Never, NEVER want to go through that again.

On to day two in London.

May '12

England and Spain Adventure, Days 1 & 2: London

Getting Ready to Go

Doing laundry.


Getting There
We flew to NYC, then to London Heathrow.

On the plane.

The kids were really pretty good on all of our flights, all trip long, and people complimented us for their goodness. To which we smiled and said thanks, even though we were thinking, “Really?”

The flight overseas to London was six hours but felt like twelve. It was because the kids only slept three of those hours, and we slept one. We landed in London around 8 am, which was like 1 am to our bodies. It was strange to fly east and watch the sun rise even when my watch said it was the middle of the night.

Approaching London.


Waiting for our pushchair (translated: stroller) at the gate. It was funny to suddenly hear everyone talking in British accents. The kids were happy to be off the plane. It felt good to be in England.

The line through Border Control. L-O-N-G. Heathrow is notorious for this. Thankfully, we were standing near another family whose baby was screaming, and the officials let all of us cut straight to the front after just 20 minutes of waiting. Yay for tired kids.

And, people, THIS is why you go to England. Cadbury chocolate: mmmmmmm.

Our hotel. We looked extensively before picking this Hilton. London is one of the priciest places to visit in all of western Europe. It wasn’t the most convenient location (we had to take the bus plus the underground trains everywhere–nothing within walking distance), but it was affordable. If we had more money to throw around I would definitely have stayed closer to city center.

Our luggage. Our attempt to pack light with two adults + two kids = success. We traveled with John’s mother and stepfather, and we had less luggage between the four of us than they did the two of them. (And they didn’t have to lug around diapers, toys, bottles, and sippy cups.)

The day we arrived we were pretty tired, so all we did was take the free ferry the hotel offered across the Thames River to the other side, which is the area known as Canary Wharf. It’s mostly high-end businesses in big, tall buildings, but it has restaurants and shopping areas as well. We set out to find something to eat and a grocery store to buy milk and snacks for the kids.

We went to Waitrose.

Oh, how I love British grocery stores. We stocked up on a few essentials like thick, creamy, so-not-low-fat yogurt.

Also, Cadbury chocolate, several liters of semi-skimmed milk, and croissants. I think I ate croissants, either plain or with chocolate, nearly every day in Europe. If you ignore their lack of good nutrition, they make a perfect breakfast.

Did I mention we were tired?

We ate dinner here, at Zizzi’s Italian Restaurant, which is a decent chain we saw in every British city we visited.

John and I split the Fiorentina pizza, which I’ve always wanted to try since reading about it in a British novel. (It’s “spinach, buffalo ricotta and cheese. Finished with a little garlic, nutmeg and a free range egg.”) Yeah. It was good.

I actually nodded off during dinner, and it wasn’t even 5 o’clock yet. So we went back to the hotel and went to bed early, around 6:30 pm.

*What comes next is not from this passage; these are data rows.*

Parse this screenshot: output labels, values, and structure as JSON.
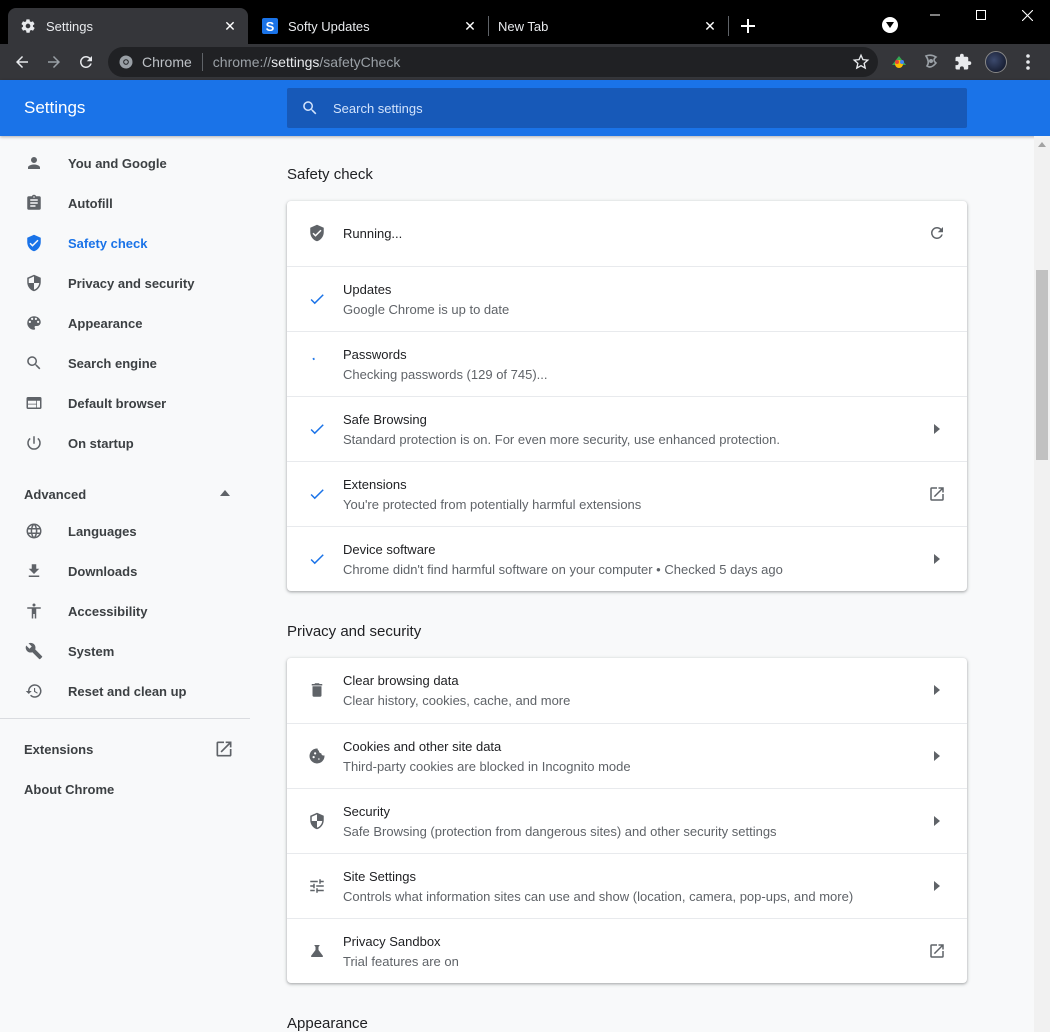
{
  "browser": {
    "tabs": [
      {
        "label": "Settings",
        "icon": "gear-icon"
      },
      {
        "label": "Softy Updates",
        "icon": "softy-s-icon"
      },
      {
        "label": "New Tab",
        "icon": ""
      }
    ],
    "tab_close_glyph": "✕",
    "omnibox": {
      "chip": "Chrome",
      "url_scheme": "chrome://",
      "url_host": "settings",
      "url_path": "/safetyCheck"
    }
  },
  "header": {
    "title": "Settings",
    "search_placeholder": "Search settings"
  },
  "sidebar": {
    "items": [
      {
        "label": "You and Google",
        "icon": "person-icon"
      },
      {
        "label": "Autofill",
        "icon": "clipboard-icon"
      },
      {
        "label": "Safety check",
        "icon": "shield-check-icon",
        "active": true
      },
      {
        "label": "Privacy and security",
        "icon": "shield-icon"
      },
      {
        "label": "Appearance",
        "icon": "palette-icon"
      },
      {
        "label": "Search engine",
        "icon": "search-icon"
      },
      {
        "label": "Default browser",
        "icon": "browser-icon"
      },
      {
        "label": "On startup",
        "icon": "power-icon"
      }
    ],
    "advanced_label": "Advanced",
    "advanced_items": [
      {
        "label": "Languages",
        "icon": "globe-icon"
      },
      {
        "label": "Downloads",
        "icon": "download-icon"
      },
      {
        "label": "Accessibility",
        "icon": "accessibility-icon"
      },
      {
        "label": "System",
        "icon": "wrench-icon"
      },
      {
        "label": "Reset and clean up",
        "icon": "history-icon"
      }
    ],
    "extensions_label": "Extensions",
    "about_label": "About Chrome"
  },
  "safety_check": {
    "title": "Safety check",
    "status": "Running...",
    "rows": [
      {
        "title": "Updates",
        "subtitle": "Google Chrome is up to date",
        "state": "ok"
      },
      {
        "title": "Passwords",
        "subtitle": "Checking passwords (129 of 745)...",
        "state": "running"
      },
      {
        "title": "Safe Browsing",
        "subtitle": "Standard protection is on. For even more security, use enhanced protection.",
        "state": "ok",
        "action": "arrow"
      },
      {
        "title": "Extensions",
        "subtitle": "You're protected from potentially harmful extensions",
        "state": "ok",
        "action": "external"
      },
      {
        "title": "Device software",
        "subtitle": "Chrome didn't find harmful software on your computer • Checked 5 days ago",
        "state": "ok",
        "action": "arrow"
      }
    ]
  },
  "privacy": {
    "title": "Privacy and security",
    "rows": [
      {
        "title": "Clear browsing data",
        "subtitle": "Clear history, cookies, cache, and more",
        "icon": "trash-icon",
        "action": "arrow"
      },
      {
        "title": "Cookies and other site data",
        "subtitle": "Third-party cookies are blocked in Incognito mode",
        "icon": "cookie-icon",
        "action": "arrow"
      },
      {
        "title": "Security",
        "subtitle": "Safe Browsing (protection from dangerous sites) and other security settings",
        "icon": "shield-icon",
        "action": "arrow"
      },
      {
        "title": "Site Settings",
        "subtitle": "Controls what information sites can use and show (location, camera, pop-ups, and more)",
        "icon": "tune-icon",
        "action": "arrow"
      },
      {
        "title": "Privacy Sandbox",
        "subtitle": "Trial features are on",
        "icon": "flask-icon",
        "action": "external"
      }
    ]
  },
  "appearance": {
    "title": "Appearance"
  },
  "colors": {
    "accent": "#1a73e8",
    "header_bg": "#1a73e8",
    "tab_active_bg": "#35363a",
    "page_bg": "#f8f9fa"
  }
}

And that was the end of our first two days–almost. Read on to the next post.

May '12

2 Peas

Brother and sister…

Eating bacon together on the counter.

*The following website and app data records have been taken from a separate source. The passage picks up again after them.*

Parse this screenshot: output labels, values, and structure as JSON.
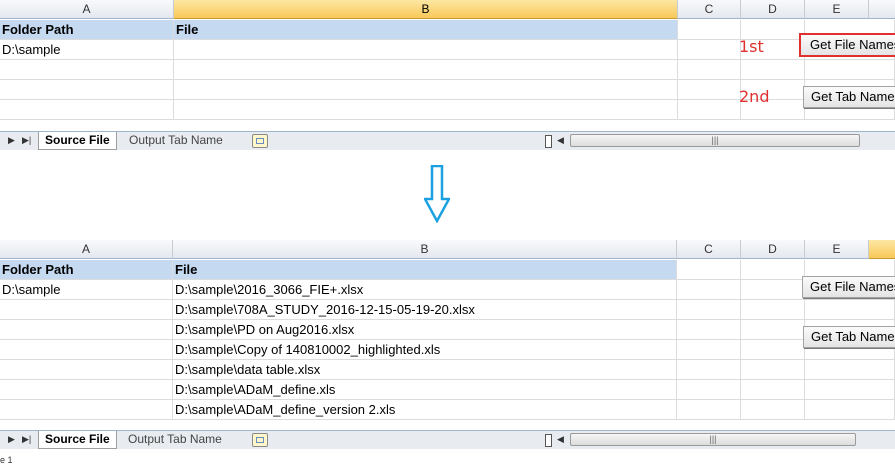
{
  "columns": [
    "A",
    "B",
    "C",
    "D",
    "E"
  ],
  "top_sheet": {
    "header_row": {
      "a": "Folder Path",
      "b": "File"
    },
    "folder_path": "D:\\sample",
    "labels": {
      "first": "1st",
      "second": "2nd"
    },
    "buttons": {
      "get_file_names": "Get File Names",
      "get_tab_names": "Get Tab Names"
    },
    "highlighted_button": "get_file_names",
    "selected_column": "B"
  },
  "bottom_sheet": {
    "header_row": {
      "a": "Folder Path",
      "b": "File"
    },
    "folder_path": "D:\\sample",
    "files": [
      "D:\\sample\\2016_3066_FIE+.xlsx",
      "D:\\sample\\708A_STUDY_2016-12-15-05-19-20.xlsx",
      "D:\\sample\\PD on Aug2016.xlsx",
      "D:\\sample\\Copy of 140810002_highlighted.xls",
      "D:\\sample\\data table.xlsx",
      "D:\\sample\\ADaM_define.xls",
      "D:\\sample\\ADaM_define_version 2.xls"
    ],
    "buttons": {
      "get_file_names": "Get File Names",
      "get_tab_names": "Get Tab Names"
    },
    "selected_column": "F"
  },
  "tabs": [
    {
      "label": "Source File",
      "active": true
    },
    {
      "label": "Output Tab Name",
      "active": false
    }
  ],
  "icons": {
    "arrow": "arrow-down-icon",
    "tab_first": "tab-scroll-first-icon",
    "tab_last": "tab-scroll-last-icon",
    "new_sheet": "insert-worksheet-icon",
    "scroll_left": "scroll-left-icon",
    "grip": "scrollbar-grip-icon"
  },
  "colors": {
    "header_fill": "#c5d9f1",
    "annotation_red": "#e03030",
    "arrow_blue": "#1ba1e2"
  },
  "status_text": "e 1"
}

Eating applesauce in front of the TV.

Playing with umbrellas.

Looking out the window together.

And even wearing the same hair clips.


Carissa Coloring Again

Carissa loves to color, and I love to watch her. She does it with such total concentration, which you can see in her mouth.

I interrupted her.



Wes loves to play with balls. He loves shooting baskets, playing catch, hitting the softball, etc. And he’s a really good shot.

Carissa’s favorite new toy is this play house. It comes with a mommy, daddy, and baby that she loves to play with. Someone gave it to Wes when he was about her age now (20 months) but he was never into it. Good thing we kept it! Wes will try to play with it alongside her, but she gets mad at him because he doesn’t do it right.

Carissa’s crazy hair.